[[ DATA SUPPLIED, beginning ]]

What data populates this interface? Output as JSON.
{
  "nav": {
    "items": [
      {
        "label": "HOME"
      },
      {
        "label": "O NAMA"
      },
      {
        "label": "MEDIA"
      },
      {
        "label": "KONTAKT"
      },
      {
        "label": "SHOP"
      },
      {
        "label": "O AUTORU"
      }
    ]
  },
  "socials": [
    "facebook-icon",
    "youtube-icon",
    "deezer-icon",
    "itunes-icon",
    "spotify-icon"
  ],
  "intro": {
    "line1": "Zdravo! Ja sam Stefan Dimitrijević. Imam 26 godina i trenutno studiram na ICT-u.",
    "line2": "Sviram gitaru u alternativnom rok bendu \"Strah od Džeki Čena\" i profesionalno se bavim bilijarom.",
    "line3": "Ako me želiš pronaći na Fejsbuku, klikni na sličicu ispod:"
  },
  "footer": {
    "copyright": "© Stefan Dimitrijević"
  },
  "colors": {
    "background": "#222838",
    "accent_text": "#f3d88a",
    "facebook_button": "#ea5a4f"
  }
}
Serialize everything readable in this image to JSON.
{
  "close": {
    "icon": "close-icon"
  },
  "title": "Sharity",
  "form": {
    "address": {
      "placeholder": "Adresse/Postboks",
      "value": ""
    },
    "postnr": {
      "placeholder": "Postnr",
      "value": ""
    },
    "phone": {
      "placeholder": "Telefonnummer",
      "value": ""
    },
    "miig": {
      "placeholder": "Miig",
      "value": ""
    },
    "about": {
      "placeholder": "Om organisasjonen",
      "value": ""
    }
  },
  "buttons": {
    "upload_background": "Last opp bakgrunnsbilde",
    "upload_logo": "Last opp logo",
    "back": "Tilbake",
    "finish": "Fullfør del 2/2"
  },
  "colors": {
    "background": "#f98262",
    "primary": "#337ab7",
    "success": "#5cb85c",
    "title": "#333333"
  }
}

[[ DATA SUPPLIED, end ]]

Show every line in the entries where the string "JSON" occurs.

What data populates this interface? Output as JSON.
Serialize everything readable in this image to JSON.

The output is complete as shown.